_Task item:_
Provide the number of lines of the records that include "icon", with no other content.

(Stored items)
BEGIN

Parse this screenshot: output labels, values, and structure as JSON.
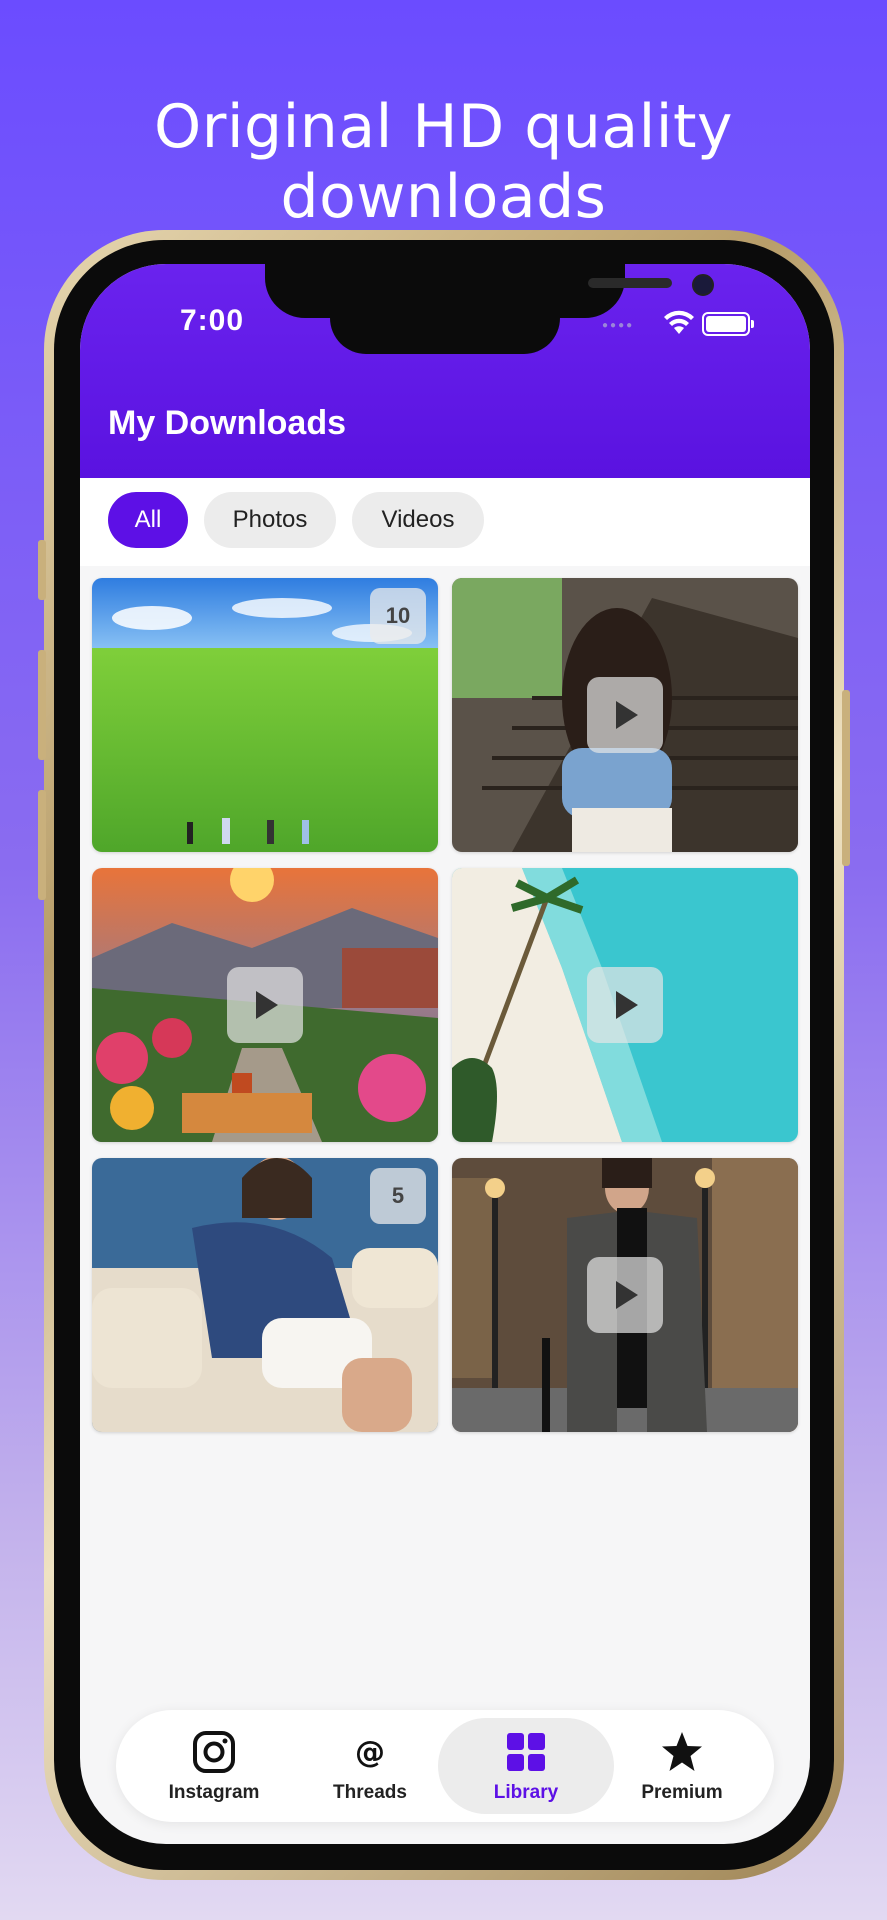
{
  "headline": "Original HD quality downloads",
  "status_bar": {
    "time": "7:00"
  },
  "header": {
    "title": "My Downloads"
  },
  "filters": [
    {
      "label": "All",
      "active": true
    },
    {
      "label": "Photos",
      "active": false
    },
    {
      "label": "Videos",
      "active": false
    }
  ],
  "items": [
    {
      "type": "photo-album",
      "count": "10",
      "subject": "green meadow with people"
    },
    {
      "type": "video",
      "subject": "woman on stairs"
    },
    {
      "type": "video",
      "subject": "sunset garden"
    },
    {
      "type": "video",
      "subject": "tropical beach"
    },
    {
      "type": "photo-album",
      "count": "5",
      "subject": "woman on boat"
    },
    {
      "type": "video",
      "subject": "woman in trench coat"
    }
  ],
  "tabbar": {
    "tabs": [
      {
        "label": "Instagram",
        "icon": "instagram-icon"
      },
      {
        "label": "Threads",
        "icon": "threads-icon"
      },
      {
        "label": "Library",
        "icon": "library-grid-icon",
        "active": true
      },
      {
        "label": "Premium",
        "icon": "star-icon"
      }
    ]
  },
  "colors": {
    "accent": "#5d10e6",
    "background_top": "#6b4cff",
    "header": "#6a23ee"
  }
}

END

_Output for this exercise:_
4